With artists like Great Lake Swimmers, Odds’ Craig Northey, Toronto’s John Borra, and Calgary’s Nico & Jeff covering Bergmann’s classics, perhaps the cause is not so hopeless. It seems attention spans might not be as short as Bergmann claims his is. “Social media has shredded my attention span. I’m going back to reading.” However, it has one quality Bergmann admires. “I love it when the protesters all hold their phones up and wave them at the cops.”

As for that reading, Bergmann is deep back into cheerful tomes for pandemics. “I’m reading Dostoevsky, The Possessed, (also titled) The Devils. It’s a scathing indictment of the noblisse oblige, and what idiots they are. His observations of people’s behavior are acute.”

In contrast to said social media. “It’s vapid nothingness. I was kind of knocking some anarcho-tankies the other day. For Christ sakes, man, you’re all on social media and you think you’re not going to be arrested if you’re actually a socialist tankie? Which, do you know what that is?”

Nope. “It’s people that say Stalin made no mistakes, or Mao made no mistakes, and, uh, all good. Yeah, nutty.” And speaking of calling people on something, once again Bergmann offers his time-worn interview battle cry: “Are you going to call me on something? You should!”

Sure, Art. As Trudeau fops while Canada burns, why so many songs referencing the USA, especially in light of their gargantuan influence on our culture already? Why beat the US BS drum? “Because we’re United States light. We’re Canada Fucking Limited and we’re ruled by gangsters. And it’s the same all over. They’re our biggest trading partner and we’ll do anything to fucking suck up to them.”

Changing gears, we talk about the 2020 episode with Calgary’s late Mike Bezzeg for the YouTube series InnerView (“I haven’t watched it yet, and I don’t watch interviews, but, it’s OK. I was not forthcoming I don’t think if I remember, and then the poor man fucking died in a fucking horrifying accident. My God!”) and his As It Happens interview from December regarding the Order of Canada (which he’s also never heard), during which a few eyes might have been leaking when Bergmann was asked about where his desire for activism, honesty and equality came from and he answered from his parents, especially his father who escaped the Russian civil war in the Ukraine. His father makes an appearance in the first lines of Entrophy, contrasting Kurdi and inspiring a line that applies to many of us: “We’re lucky to die in our sleep.”
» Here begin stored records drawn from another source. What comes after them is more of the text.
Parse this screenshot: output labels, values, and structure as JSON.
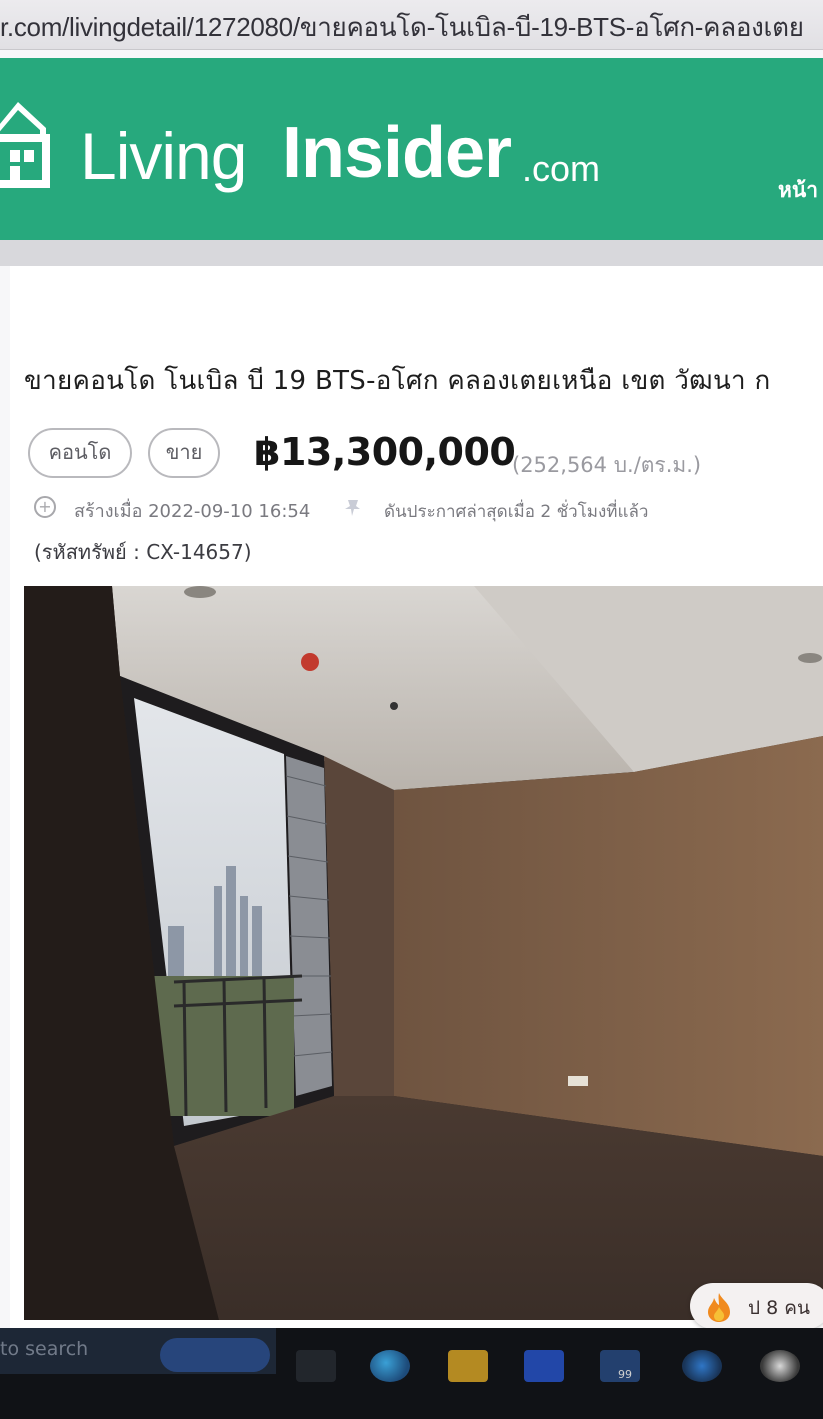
{
  "browser": {
    "url_text": "r.com/livingdetail/1272080/ขายคอนโด-โนเบิล-บี-19-BTS-อโศก-คลองเตย"
  },
  "header": {
    "brand_living": "Living",
    "brand_insider": "Insider",
    "brand_tld": ".com",
    "nav_home": "หน้า",
    "color": "#27a97d"
  },
  "listing": {
    "title": "ขายคอนโด โนเบิล บี 19 BTS-อโศก คลองเตยเหนือ เขต วัฒนา ก",
    "property_type": "คอนโด",
    "deal_type": "ขาย",
    "price": "฿13,300,000",
    "price_per_sqm": "(252,564 บ./ตร.ม.)",
    "created": "สร้างเมื่อ 2022-09-10 16:54",
    "bumped": "ดันประกาศล่าสุดเมื่อ 2 ชั่วโมงที่แล้ว",
    "property_code": "(รหัสทรัพย์ : CX-14657)",
    "icons": {
      "created": "plus-circle-icon",
      "bumped": "pin-icon"
    }
  },
  "photo": {
    "subject": "empty condo bedroom with floor-to-ceiling window"
  },
  "engagement": {
    "likes": "ป 8 คน",
    "icon": "fire-icon"
  },
  "taskbar": {
    "search_text": "to search",
    "badge": "99"
  }
}
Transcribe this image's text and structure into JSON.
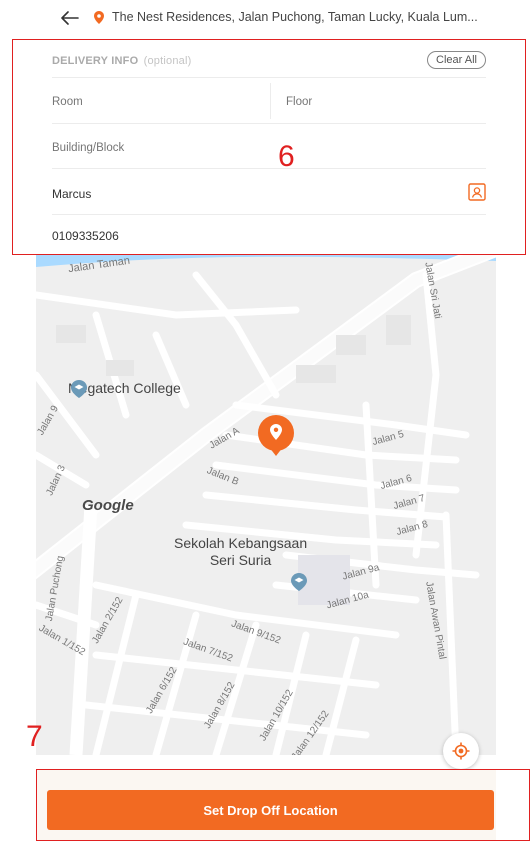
{
  "header": {
    "address": "The Nest Residences, Jalan Puchong, Taman Lucky, Kuala Lum..."
  },
  "delivery_info": {
    "title": "DELIVERY INFO",
    "optional": "(optional)",
    "clear_all": "Clear All",
    "room_placeholder": "Room",
    "floor_placeholder": "Floor",
    "building_placeholder": "Building/Block",
    "name_value": "Marcus",
    "phone_value": "0109335206"
  },
  "annotations": {
    "six": "6",
    "seven": "7"
  },
  "map": {
    "labels": {
      "jalan_taman": "Jalan Taman",
      "megatech": "Megatech College",
      "jalan_sri_jati": "Jalan Sri Jati",
      "jalan_9": "Jalan 9",
      "jalan_3": "Jalan 3",
      "jalan_a": "Jalan A",
      "jalan_b": "Jalan B",
      "jalan_5": "Jalan 5",
      "jalan_6": "Jalan 6",
      "jalan_7": "Jalan 7",
      "jalan_8": "Jalan 8",
      "jalan_puchong": "Jalan Puchong",
      "sekolah_1": "Sekolah Kebangsaan",
      "sekolah_2": "Seri Suria",
      "jalan_9a": "Jalan 9a",
      "jalan_10a": "Jalan 10a",
      "jalan_awan_pintal": "Jalan Awan Pintal",
      "jalan_1_152": "Jalan 1/152",
      "jalan_2_152": "Jalan 2/152",
      "jalan_9_152": "Jalan 9/152",
      "jalan_7_152": "Jalan 7/152",
      "jalan_6_152": "Jalan 6/152",
      "jalan_8_152": "Jalan 8/152",
      "jalan_10_152": "Jalan 10/152",
      "jalan_12_152": "Jalan 12/152",
      "google": "Google"
    }
  },
  "cta": {
    "label": "Set Drop Off Location"
  },
  "colors": {
    "accent": "#f26a22",
    "annotation": "#e02020"
  }
}
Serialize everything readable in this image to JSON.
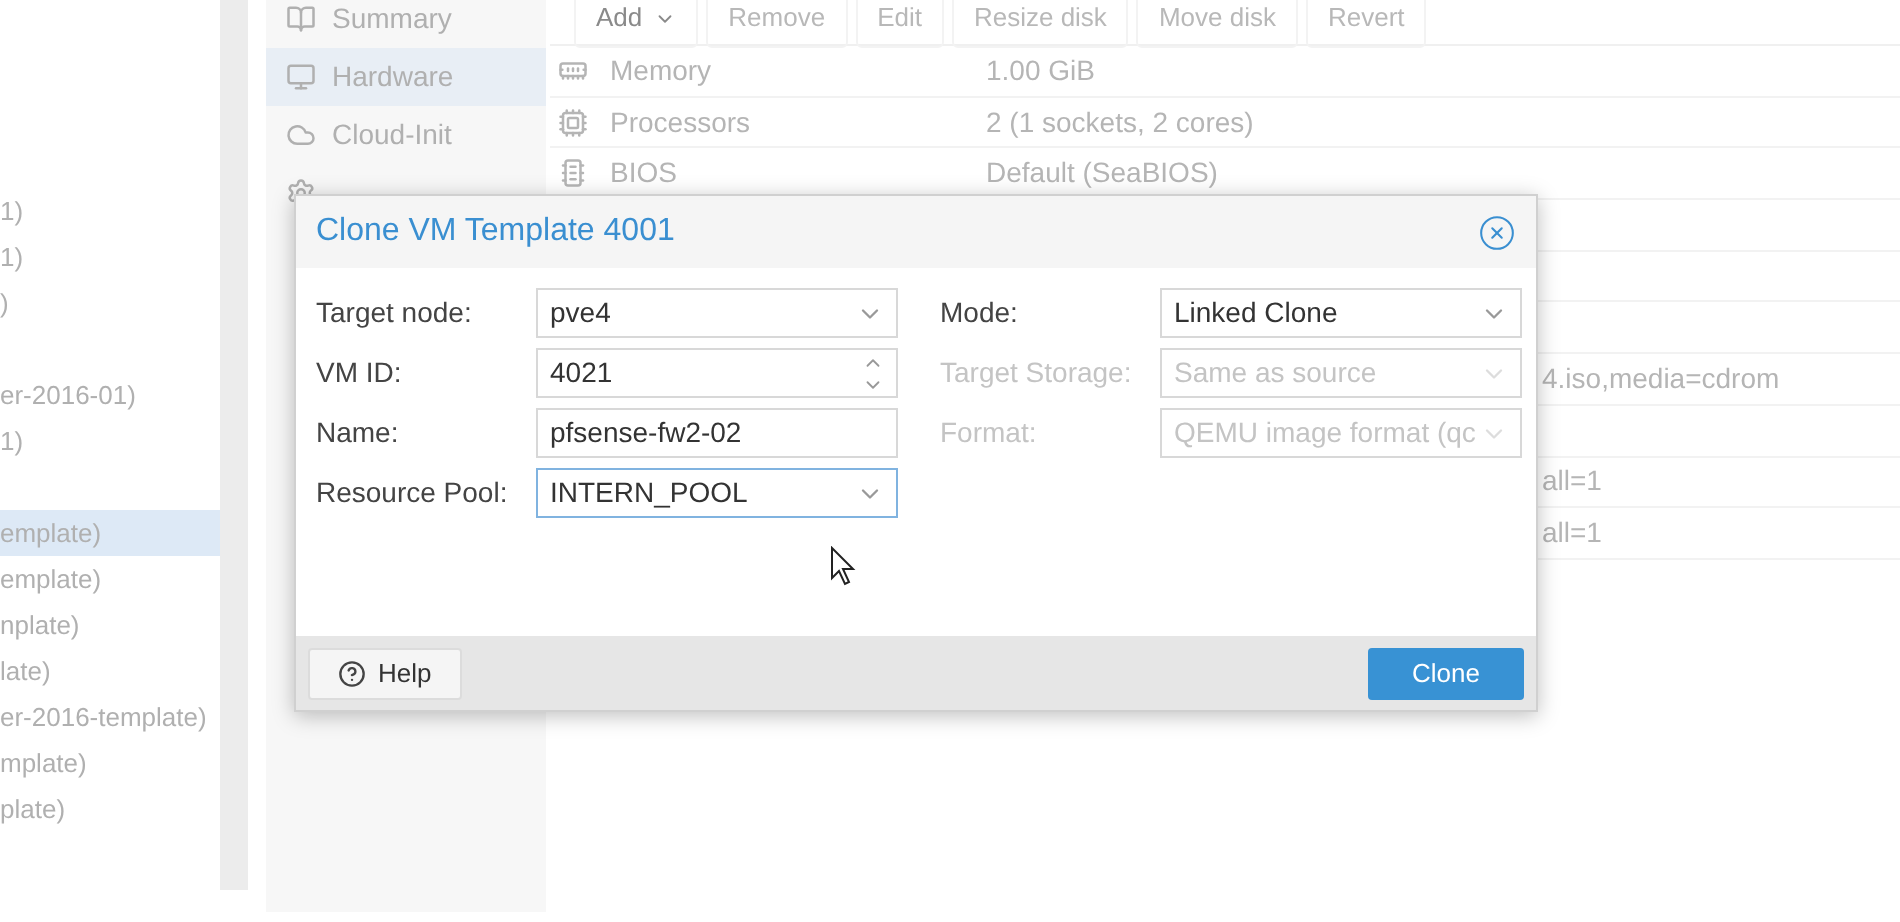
{
  "tree": {
    "groups": [
      {
        "items": [
          {
            "label": "1)",
            "selected": false
          },
          {
            "label": "1)",
            "selected": false
          },
          {
            "label": ")",
            "selected": false
          }
        ]
      },
      {
        "items": [
          {
            "label": "er-2016-01)",
            "selected": false
          },
          {
            "label": "1)",
            "selected": false
          }
        ]
      },
      {
        "items": [
          {
            "label": "emplate)",
            "selected": true
          },
          {
            "label": "emplate)",
            "selected": false
          },
          {
            "label": "nplate)",
            "selected": false
          },
          {
            "label": "late)",
            "selected": false
          },
          {
            "label": "er-2016-template)",
            "selected": false
          },
          {
            "label": "mplate)",
            "selected": false
          },
          {
            "label": "plate)",
            "selected": false
          }
        ]
      }
    ]
  },
  "nav": {
    "items": [
      {
        "label": "Summary",
        "selected": false
      },
      {
        "label": "Hardware",
        "selected": true
      },
      {
        "label": "Cloud-Init",
        "selected": false
      }
    ]
  },
  "toolbar": {
    "buttons": [
      {
        "label": "Add",
        "disabled": false,
        "dropdown": true
      },
      {
        "label": "Remove",
        "disabled": true,
        "dropdown": false
      },
      {
        "label": "Edit",
        "disabled": true,
        "dropdown": false
      },
      {
        "label": "Resize disk",
        "disabled": true,
        "dropdown": false
      },
      {
        "label": "Move disk",
        "disabled": true,
        "dropdown": false
      },
      {
        "label": "Revert",
        "disabled": true,
        "dropdown": false
      }
    ]
  },
  "hardware": {
    "rows": [
      {
        "kind": "full",
        "name": "Memory",
        "value": "1.00 GiB"
      },
      {
        "kind": "full",
        "name": "Processors",
        "value": "2 (1 sockets, 2 cores)"
      },
      {
        "kind": "full",
        "name": "BIOS",
        "value": "Default (SeaBIOS)"
      },
      {
        "kind": "blank"
      },
      {
        "kind": "blank"
      },
      {
        "kind": "blank"
      },
      {
        "kind": "tail",
        "value": "4.iso,media=cdrom"
      },
      {
        "kind": "blank"
      },
      {
        "kind": "tail",
        "value": "all=1"
      },
      {
        "kind": "tail",
        "value": "all=1"
      }
    ]
  },
  "dialog": {
    "title": "Clone VM Template 4001",
    "left_fields": [
      {
        "label": "Target node:",
        "value": "pve4",
        "kind": "select",
        "disabled": false,
        "focused": false
      },
      {
        "label": "VM ID:",
        "value": "4021",
        "kind": "spinner",
        "disabled": false,
        "focused": false
      },
      {
        "label": "Name:",
        "value": "pfsense-fw2-02",
        "kind": "text",
        "disabled": false,
        "focused": false
      },
      {
        "label": "Resource Pool:",
        "value": "INTERN_POOL",
        "kind": "select",
        "disabled": false,
        "focused": true
      }
    ],
    "right_fields": [
      {
        "label": "Mode:",
        "value": "Linked Clone",
        "kind": "select",
        "disabled": false,
        "focused": false
      },
      {
        "label": "Target Storage:",
        "value": "Same as source",
        "kind": "select",
        "disabled": true,
        "focused": false
      },
      {
        "label": "Format:",
        "value": "QEMU image format (qc",
        "kind": "select",
        "disabled": true,
        "focused": false
      }
    ],
    "help_button": "Help",
    "clone_button": "Clone"
  }
}
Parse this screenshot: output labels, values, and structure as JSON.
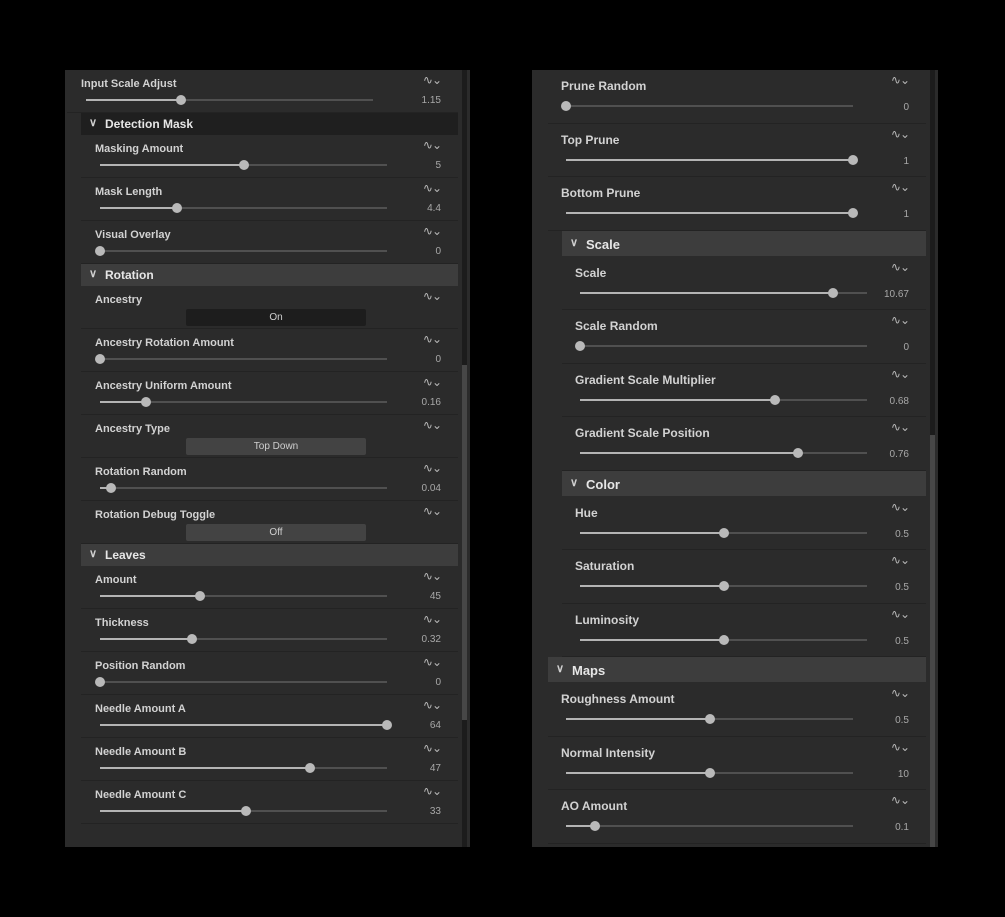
{
  "left_panel": {
    "rows": [
      {
        "label": "Input Scale Adjust",
        "value": "1.15",
        "pos": 0.33
      },
      {
        "section": "Detection Mask",
        "dark": true
      },
      {
        "label": "Masking Amount",
        "value": "5",
        "pos": 0.5
      },
      {
        "label": "Mask Length",
        "value": "4.4",
        "pos": 0.27
      },
      {
        "label": "Visual Overlay",
        "value": "0",
        "pos": 0.0
      },
      {
        "section": "Rotation"
      },
      {
        "label": "Ancestry",
        "toggle": "On",
        "dark": true
      },
      {
        "label": "Ancestry Rotation Amount",
        "value": "0",
        "pos": 0.0
      },
      {
        "label": "Ancestry Uniform Amount",
        "value": "0.16",
        "pos": 0.16
      },
      {
        "label": "Ancestry Type",
        "toggle": "Top Down"
      },
      {
        "label": "Rotation Random",
        "value": "0.04",
        "pos": 0.04
      },
      {
        "label": "Rotation Debug Toggle",
        "toggle": "Off"
      },
      {
        "section": "Leaves"
      },
      {
        "label": "Amount",
        "value": "45",
        "pos": 0.35
      },
      {
        "label": "Thickness",
        "value": "0.32",
        "pos": 0.32
      },
      {
        "label": "Position Random",
        "value": "0",
        "pos": 0.0
      },
      {
        "label": "Needle Amount A",
        "value": "64",
        "pos": 1.0
      },
      {
        "label": "Needle Amount B",
        "value": "47",
        "pos": 0.73
      },
      {
        "label": "Needle Amount C",
        "value": "33",
        "pos": 0.51
      }
    ]
  },
  "right_panel": {
    "rows": [
      {
        "label": "Prune Random",
        "value": "0",
        "pos": 0.0
      },
      {
        "label": "Top Prune",
        "value": "1",
        "pos": 1.0
      },
      {
        "label": "Bottom Prune",
        "value": "1",
        "pos": 1.0
      },
      {
        "section": "Scale",
        "indent": true
      },
      {
        "label": "Scale",
        "value": "10.67",
        "pos": 0.88,
        "indent": true
      },
      {
        "label": "Scale Random",
        "value": "0",
        "pos": 0.0,
        "indent": true
      },
      {
        "label": "Gradient Scale Multiplier",
        "value": "0.68",
        "pos": 0.68,
        "indent": true
      },
      {
        "label": "Gradient Scale Position",
        "value": "0.76",
        "pos": 0.76,
        "indent": true
      },
      {
        "section": "Color",
        "indent": true
      },
      {
        "label": "Hue",
        "value": "0.5",
        "pos": 0.5,
        "indent": true
      },
      {
        "label": "Saturation",
        "value": "0.5",
        "pos": 0.5,
        "indent": true
      },
      {
        "label": "Luminosity",
        "value": "0.5",
        "pos": 0.5,
        "indent": true
      },
      {
        "section": "Maps"
      },
      {
        "label": "Roughness Amount",
        "value": "0.5",
        "pos": 0.5
      },
      {
        "label": "Normal Intensity",
        "value": "10",
        "pos": 0.5
      },
      {
        "label": "AO Amount",
        "value": "0.1",
        "pos": 0.1
      }
    ]
  },
  "icons": {
    "expand": "chevron-down-icon",
    "keyframe": "curve-wave-icon"
  }
}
And all of this begs the question about why no one is writing about these things. “I don’t know. Like I said, I’ve outlived my fan base so I have no influence, unless they play my great fucking songs which are written in pop mode with hooks and shit. I don’t know what else I can do. If I’m deemed any influence at all, I beg these people to raise their voices about what’s going on.

“We’re going off the fucking cliff.”

Which invokes a polite inquiry: If you go to Ottawa to collect your Order of Canada, are you going to speak about these things or are you going to do the diplomatic peace/piece?

Bergmann cackles hysterically. We both do for a good half minute. “In my thirty seconds I will hold them to account,” he replies, still laughing. “That’s the only reason I would go. I mean, God, who paid who to give me a deal? Meanwhile the astronaut who is a bossy woman apparently (former Governor General Julie Payette, who resigned amidst allegations of workplace bullying a few weeks after she announced Bergmann’s award), what’s happening with that story? My God! The governor general who left in disgrace. Yeah. Fuck. Jesus.

“It’s like a pseudo knighthood. It’s fucking pathetic. It’s like part of the crown. Oh, yuck.”

(Photo courtesy David Kotsibie.)

Late Stage Empire Dementia is released May 21 and is available here from Weewerk Records.